The Taliban’s sweeping rollback of women’s rights in Afghanistan is deeply hurting the crisis-stricken nation’s already fragile economy, a new report has warned.

The report, titled Taliban Restrictions on Women’s Rights Deepen Afghanistan’s Crisis, was released on Thursday by the International Crisis Group (ICG), an independent organisation that studies conflict and policy.

The group urged the international community to help mitigate the crisis instead of taking action that unintentionally worsens it.

The report is based on dozens of interviews with current and former Afghan officials, teachers, students, aid workers, development officials, diplomats, business leaders, and other interlocutors.
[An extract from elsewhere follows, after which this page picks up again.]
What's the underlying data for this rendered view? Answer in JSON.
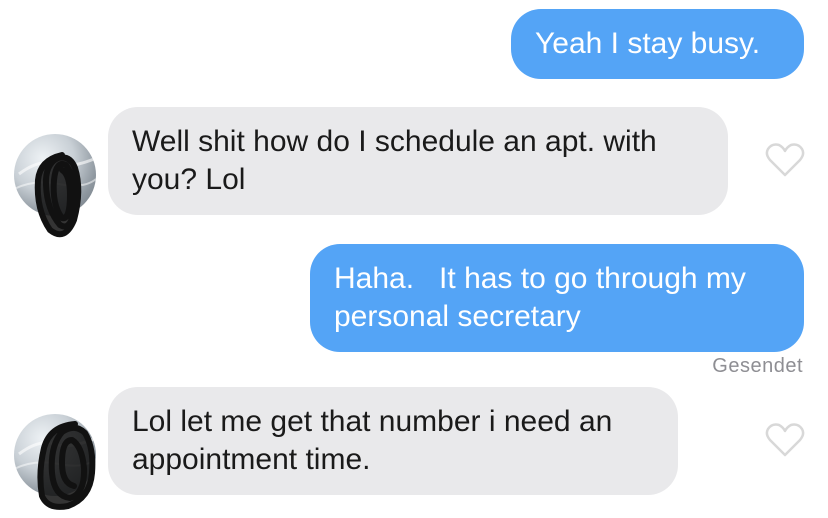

“Donors are turning away from Afghanistan, disgusted by the Taliban’s restrictions on women’s basic freedoms,” said Graeme Smith, ICG’s senior consultant on Afghanistan.
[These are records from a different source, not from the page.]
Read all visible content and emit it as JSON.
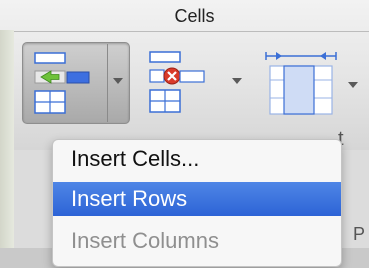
{
  "ribbon": {
    "group_title": "Cells",
    "buttons": [
      {
        "name": "insert",
        "icon": "insert-cells-icon",
        "active": true
      },
      {
        "name": "delete",
        "icon": "delete-cells-icon",
        "active": false
      },
      {
        "name": "format",
        "icon": "format-cells-icon",
        "active": false
      }
    ]
  },
  "menu": {
    "items": [
      {
        "label": "Insert Cells...",
        "state": "normal"
      },
      {
        "label": "Insert Rows",
        "state": "highlighted"
      },
      {
        "label": "Insert Columns",
        "state": "disabled"
      }
    ]
  },
  "colors": {
    "highlight": "#2d63d6",
    "icon_blue": "#3d6fe0",
    "delete_red": "#d93a2a"
  }
}
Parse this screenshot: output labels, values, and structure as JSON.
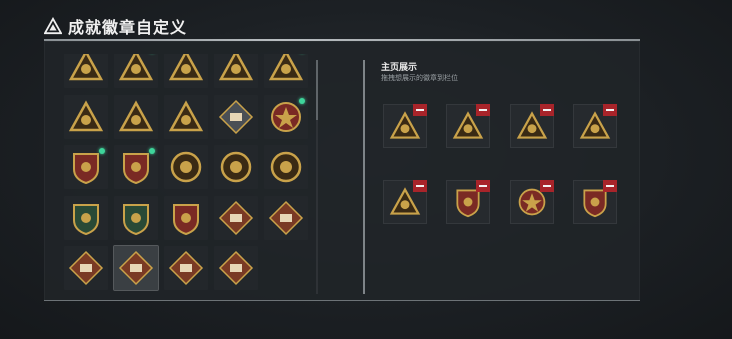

The Taliban’s severe restrictions on what women are allowed to do have led to a decrease in support for the country from donors, something the conflict-ridden nation relies on heavily, the research notes. Such support accounted for 40 per cent of the country’s GDP in 2020.

Since the Taliban government announced a ban on women attending university and working in offices (including NGOs), funding cuts have become more likely as many Western politicians fear their voters will not accept the idea of their taxes helping a country ruled by the Taliban, the researchers said.
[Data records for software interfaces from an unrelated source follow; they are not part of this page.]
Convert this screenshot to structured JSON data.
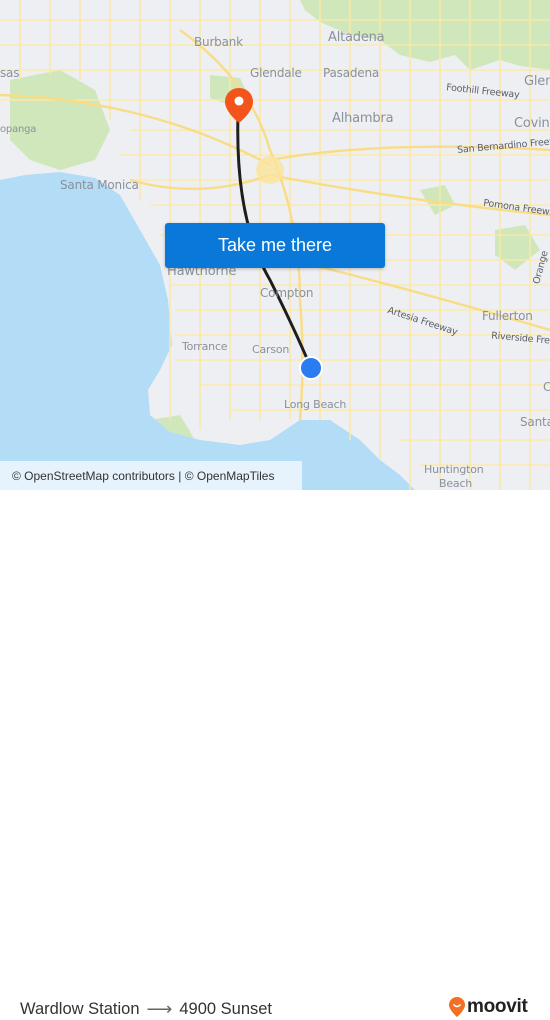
{
  "map": {
    "places": [
      {
        "name": "Burbank",
        "cls": ""
      },
      {
        "name": "Altadena",
        "cls": ""
      },
      {
        "name": "Glendale",
        "cls": ""
      },
      {
        "name": "Pasadena",
        "cls": ""
      },
      {
        "name": "Glen",
        "cls": ""
      },
      {
        "name": "Alhambra",
        "cls": ""
      },
      {
        "name": "Covina",
        "cls": ""
      },
      {
        "name": "sas",
        "cls": ""
      },
      {
        "name": "opanga",
        "cls": ""
      },
      {
        "name": "Santa Monica",
        "cls": ""
      },
      {
        "name": "Hawthorne",
        "cls": ""
      },
      {
        "name": "Compton",
        "cls": ""
      },
      {
        "name": "Fullerton",
        "cls": ""
      },
      {
        "name": "Torrance",
        "cls": ""
      },
      {
        "name": "Carson",
        "cls": ""
      },
      {
        "name": "Long Beach",
        "cls": ""
      },
      {
        "name": "Santa",
        "cls": ""
      },
      {
        "name": "Huntington",
        "cls": ""
      },
      {
        "name": "Beach",
        "cls": ""
      },
      {
        "name": "C",
        "cls": ""
      }
    ],
    "roads": [
      "Foothill Freeway",
      "San Bernardino Freeway",
      "Pomona Freeway",
      "Artesia Freeway",
      "Riverside Freeway",
      "Orange"
    ],
    "colors": {
      "water": "#b3dcf7",
      "land": "#eeeff2",
      "park": "#cde6b9",
      "road": "#fbe9a6",
      "route": "#1e1e1e",
      "destination_pin": "#f3541c",
      "origin_dot": "#2b7cf0"
    }
  },
  "cta": {
    "label": "Take me there",
    "color": "#0a78d8"
  },
  "attribution": "© OpenStreetMap contributors | © OpenMapTiles",
  "footer": {
    "origin": "Wardlow Station",
    "arrow": "⟶",
    "destination": "4900 Sunset",
    "logo_text": "moovit",
    "logo_color": "#f36f21"
  }
}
The report states that donations from Western governments seem poised to fall significantly short of the UN’s appeal for $4.6bn (£3.8bn) in humanitarian aid, and key donor meetings about development assistance have been cancelled.

The sweeping restrictions on women’s rights are also already being felt in key economic areas such as agriculture and healthcare, with women’s unemployment rocketing and many families losing their primary breadwinner, the report notes.

The poverty rate in Afghanistan is already high, with an estimated 47 per cent of the population living below the poverty line. It was expected to increase after the Taliban takeover as the outlook for economic growth appeared increasingly bleak.

A Taliban prison security guard stands next to a poster ordering women to cover themselves with a Hijab (AFP/Getty)
A Taliban prison security guard stands next to a poster ordering women to cover themselves with a Hijab (AFP/Getty)

The agricultural sector, which employed the largest number of Afghan women, has been hit hard. Women farmers are now often barred from selling their produce in local markets and are unable to access training or other resources, leading to a decrease in agricultural output, the report states. The situation has worsened the country’s already high levels of food insecurity.

The report says that, as women made up a significant proportion of the country’s labour force, their exclusion has led to a decrease in productivity and economic growth.

The situation is particularly dire in sectors such as education and healthcare, where women have historically held important roles.

The economic outlook for Afghanistan is already bleak, with a contraction of 30 per cent expected to have taken place in 2021 along with a further decline in 2022. But the report warns that if aid shipments are reduced by 75 per cent in 2023, economic growth in Afghanistan could fall to one or even zero per cent annually, leading to deepening poverty for the growing population, with 500,000 new job-seekers each year.

Mothers wait with their malnourished children to receive help at a clinic in Kabul (AP)
Mothers wait with their malnourished children to receive help at a clinic in Kabul (AP)

In addition to the impact of the Taliban’s policies, Afghanistan is also facing a growing threat from the climate crisis, as extreme weather patterns, including both flooding and drought, are becoming more common, causing significant damage to the country’s agricultural sector and further deteriorating its economic outlook.

But reducing aid in an effort to put pressure on the Taliban only exacerbates the difficulties faced by ordinary people in Afghanistan. Experts said there is a better way for the international community to help.

“Cutting aid to send a message about women’s rights will only make the situation worse for all Afghans,” said Mr Smith. “The most principled response to the Taliban’s misogyny would be finding ways to mitigate the harms inflicted on women and other vulnerable groups,” he said.